2. April 11, 2006 vs Royals
Looking to set a franchise record with a ninth consecutive home-opener win, the Yankees had squandered a 4-1 lead and trailed 7-4 after seven innings. Jeter was hitless in the game when he came to the plate in the eighth, with two outs and two runners on, and the Yankees down by a run.
He wasted no time in giving the Yankees the lead, sending the first pitch he saw into the left-field seats, and capping a five-run rally in the inning. With that swing of the bat, Jeter improved the Yankees win probability from 30 percent to over 90 percent – making it a near-certain victory for the Bronx Bombers at that point in the game.
1. July 23, 1999 vs Indians

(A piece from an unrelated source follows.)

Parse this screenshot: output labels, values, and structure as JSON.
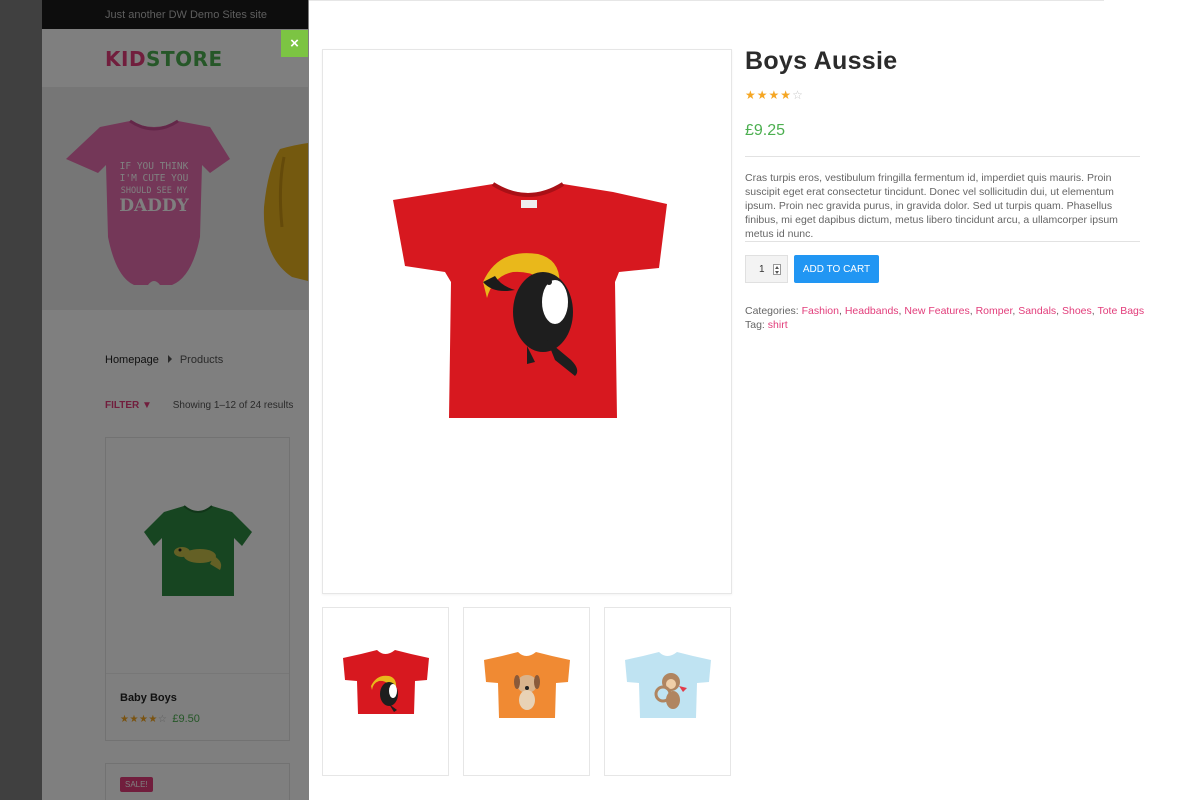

Making his first start since his perfect game, David Cone was far from perfect on this night as he allowed six runs in four innings. The Yankees bats picked him up, though, and the score was tied 7-7 as the game went into extra innings.
The Indians scored a run in the top of the 10th, but the Yankees rallied in the bottom of the inning, loading the bases before Number Two came to the plate with two outs and the team still trailing by a run.
Jeter sent a first-pitch slider over Manny Ramirez’s head in right-field, plating Luis Sojo and Jorge Posada to complete the dramatic comeback win. This walk-off single proved to be the biggest game-changing hit of his career in the regular season, as it increased the Yankees probability of winning the game by over 70 percentage points.
Captain Clutch certainly earned his nickname on this late July night in the Bronx, with statistically his Greatest Hit during the regular season, in a career now filled with nearly 3,000 of them.